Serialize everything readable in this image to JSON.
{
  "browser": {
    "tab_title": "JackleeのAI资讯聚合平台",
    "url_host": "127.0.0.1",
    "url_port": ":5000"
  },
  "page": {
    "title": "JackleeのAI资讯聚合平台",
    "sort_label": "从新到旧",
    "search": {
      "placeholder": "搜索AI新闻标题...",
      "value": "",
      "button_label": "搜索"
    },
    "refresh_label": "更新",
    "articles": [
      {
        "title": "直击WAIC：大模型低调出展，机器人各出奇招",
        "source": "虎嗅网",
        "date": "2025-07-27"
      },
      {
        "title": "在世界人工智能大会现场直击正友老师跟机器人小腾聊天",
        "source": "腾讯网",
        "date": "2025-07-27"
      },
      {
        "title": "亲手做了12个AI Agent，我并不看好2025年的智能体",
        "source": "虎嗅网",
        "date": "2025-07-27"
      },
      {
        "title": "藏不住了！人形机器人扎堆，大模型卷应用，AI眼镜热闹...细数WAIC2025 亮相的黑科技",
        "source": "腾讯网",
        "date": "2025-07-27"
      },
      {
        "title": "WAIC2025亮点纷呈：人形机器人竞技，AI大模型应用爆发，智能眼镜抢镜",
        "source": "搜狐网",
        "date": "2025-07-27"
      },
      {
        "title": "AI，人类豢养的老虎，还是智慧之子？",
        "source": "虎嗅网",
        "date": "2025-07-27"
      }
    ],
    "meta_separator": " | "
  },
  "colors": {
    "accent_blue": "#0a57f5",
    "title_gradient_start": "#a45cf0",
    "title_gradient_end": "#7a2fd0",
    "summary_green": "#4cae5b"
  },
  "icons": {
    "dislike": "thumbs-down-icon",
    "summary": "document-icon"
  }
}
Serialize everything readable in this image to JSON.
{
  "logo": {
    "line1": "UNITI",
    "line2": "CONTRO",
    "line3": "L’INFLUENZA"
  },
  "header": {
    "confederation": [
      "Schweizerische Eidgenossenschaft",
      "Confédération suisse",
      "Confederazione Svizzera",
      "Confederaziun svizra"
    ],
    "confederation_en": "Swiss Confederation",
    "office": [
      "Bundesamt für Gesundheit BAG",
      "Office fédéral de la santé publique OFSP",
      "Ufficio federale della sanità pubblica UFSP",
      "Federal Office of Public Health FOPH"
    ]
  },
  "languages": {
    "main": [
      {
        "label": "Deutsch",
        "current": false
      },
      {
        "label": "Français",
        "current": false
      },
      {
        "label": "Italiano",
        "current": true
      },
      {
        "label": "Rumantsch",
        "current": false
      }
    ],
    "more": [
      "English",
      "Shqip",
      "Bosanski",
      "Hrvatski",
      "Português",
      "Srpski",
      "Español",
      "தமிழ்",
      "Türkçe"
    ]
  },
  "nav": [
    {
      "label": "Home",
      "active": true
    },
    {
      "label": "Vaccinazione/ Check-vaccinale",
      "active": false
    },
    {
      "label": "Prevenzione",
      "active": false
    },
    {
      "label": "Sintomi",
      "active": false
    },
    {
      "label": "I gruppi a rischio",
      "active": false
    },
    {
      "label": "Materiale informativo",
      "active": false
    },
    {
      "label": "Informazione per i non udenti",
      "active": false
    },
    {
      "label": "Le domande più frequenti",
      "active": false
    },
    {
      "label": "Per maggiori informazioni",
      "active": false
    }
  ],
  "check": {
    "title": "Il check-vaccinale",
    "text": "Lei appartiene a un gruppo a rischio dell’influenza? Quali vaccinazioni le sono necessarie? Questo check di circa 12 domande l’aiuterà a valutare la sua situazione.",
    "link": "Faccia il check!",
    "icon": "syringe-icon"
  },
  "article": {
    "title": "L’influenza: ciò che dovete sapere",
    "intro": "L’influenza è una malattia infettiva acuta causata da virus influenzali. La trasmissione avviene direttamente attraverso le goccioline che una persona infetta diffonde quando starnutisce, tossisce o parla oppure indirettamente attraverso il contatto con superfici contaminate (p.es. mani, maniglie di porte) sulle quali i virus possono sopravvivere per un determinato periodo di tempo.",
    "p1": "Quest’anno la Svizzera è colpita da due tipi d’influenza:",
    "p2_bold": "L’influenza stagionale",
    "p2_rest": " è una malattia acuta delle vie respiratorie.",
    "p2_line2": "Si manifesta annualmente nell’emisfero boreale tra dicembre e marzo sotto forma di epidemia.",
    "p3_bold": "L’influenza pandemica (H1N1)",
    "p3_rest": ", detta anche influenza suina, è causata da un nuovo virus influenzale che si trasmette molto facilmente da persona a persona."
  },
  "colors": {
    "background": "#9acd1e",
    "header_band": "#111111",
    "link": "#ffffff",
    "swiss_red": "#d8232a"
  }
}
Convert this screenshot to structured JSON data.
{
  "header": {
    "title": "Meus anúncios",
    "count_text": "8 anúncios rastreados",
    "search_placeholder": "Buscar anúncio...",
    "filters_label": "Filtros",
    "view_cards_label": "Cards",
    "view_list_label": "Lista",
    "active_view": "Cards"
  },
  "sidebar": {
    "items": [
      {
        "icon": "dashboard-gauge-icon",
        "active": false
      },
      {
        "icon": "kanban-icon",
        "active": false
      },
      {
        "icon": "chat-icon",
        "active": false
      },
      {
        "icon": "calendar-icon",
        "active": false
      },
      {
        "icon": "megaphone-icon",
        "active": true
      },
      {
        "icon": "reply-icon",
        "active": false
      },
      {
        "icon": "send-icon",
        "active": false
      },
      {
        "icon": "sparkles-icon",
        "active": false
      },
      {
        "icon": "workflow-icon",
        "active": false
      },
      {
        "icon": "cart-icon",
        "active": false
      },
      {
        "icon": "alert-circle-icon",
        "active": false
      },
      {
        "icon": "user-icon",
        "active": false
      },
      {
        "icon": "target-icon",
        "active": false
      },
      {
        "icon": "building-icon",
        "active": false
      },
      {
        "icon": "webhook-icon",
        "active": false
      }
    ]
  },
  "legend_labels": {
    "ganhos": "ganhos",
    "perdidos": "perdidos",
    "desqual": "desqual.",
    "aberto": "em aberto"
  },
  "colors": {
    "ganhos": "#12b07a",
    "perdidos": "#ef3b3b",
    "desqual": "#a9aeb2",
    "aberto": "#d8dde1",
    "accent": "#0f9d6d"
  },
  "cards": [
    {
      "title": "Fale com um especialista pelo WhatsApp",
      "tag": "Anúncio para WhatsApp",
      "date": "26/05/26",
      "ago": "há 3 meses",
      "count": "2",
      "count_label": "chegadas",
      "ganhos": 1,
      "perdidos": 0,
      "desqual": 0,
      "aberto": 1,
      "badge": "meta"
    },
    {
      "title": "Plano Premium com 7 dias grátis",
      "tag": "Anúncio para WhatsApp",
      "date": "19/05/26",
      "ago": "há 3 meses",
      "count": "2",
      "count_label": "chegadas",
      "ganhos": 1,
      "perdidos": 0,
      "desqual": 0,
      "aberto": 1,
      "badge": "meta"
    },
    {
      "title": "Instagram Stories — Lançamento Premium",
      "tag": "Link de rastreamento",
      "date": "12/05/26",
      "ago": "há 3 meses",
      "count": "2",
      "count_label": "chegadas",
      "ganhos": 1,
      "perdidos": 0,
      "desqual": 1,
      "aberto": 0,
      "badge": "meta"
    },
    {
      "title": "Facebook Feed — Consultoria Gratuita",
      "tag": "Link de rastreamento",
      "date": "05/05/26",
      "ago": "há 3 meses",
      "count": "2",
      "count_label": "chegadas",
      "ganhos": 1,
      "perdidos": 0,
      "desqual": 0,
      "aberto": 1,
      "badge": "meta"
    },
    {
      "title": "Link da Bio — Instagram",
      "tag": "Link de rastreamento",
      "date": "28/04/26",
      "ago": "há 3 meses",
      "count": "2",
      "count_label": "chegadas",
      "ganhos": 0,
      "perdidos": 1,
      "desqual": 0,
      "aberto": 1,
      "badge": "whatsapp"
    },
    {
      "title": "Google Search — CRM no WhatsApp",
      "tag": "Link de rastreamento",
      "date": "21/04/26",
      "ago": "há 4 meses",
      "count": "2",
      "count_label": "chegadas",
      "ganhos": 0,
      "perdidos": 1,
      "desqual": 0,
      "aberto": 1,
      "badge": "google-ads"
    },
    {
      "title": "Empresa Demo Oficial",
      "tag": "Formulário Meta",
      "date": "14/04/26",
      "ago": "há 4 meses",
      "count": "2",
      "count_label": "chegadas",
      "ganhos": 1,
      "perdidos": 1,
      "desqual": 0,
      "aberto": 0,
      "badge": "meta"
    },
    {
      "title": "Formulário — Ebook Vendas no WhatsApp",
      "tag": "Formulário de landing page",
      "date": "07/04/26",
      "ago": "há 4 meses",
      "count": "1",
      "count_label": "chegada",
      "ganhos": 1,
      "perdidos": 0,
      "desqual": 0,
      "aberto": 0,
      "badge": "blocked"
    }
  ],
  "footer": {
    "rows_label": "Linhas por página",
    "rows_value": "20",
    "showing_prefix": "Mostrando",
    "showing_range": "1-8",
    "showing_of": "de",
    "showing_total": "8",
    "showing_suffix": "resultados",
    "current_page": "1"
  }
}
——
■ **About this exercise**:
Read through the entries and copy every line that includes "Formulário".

■ **Your response**:
      "tag": "Formulário Meta",
      "title": "Formulário — Ebook Vendas no WhatsApp",
      "tag": "Formulário de landing page",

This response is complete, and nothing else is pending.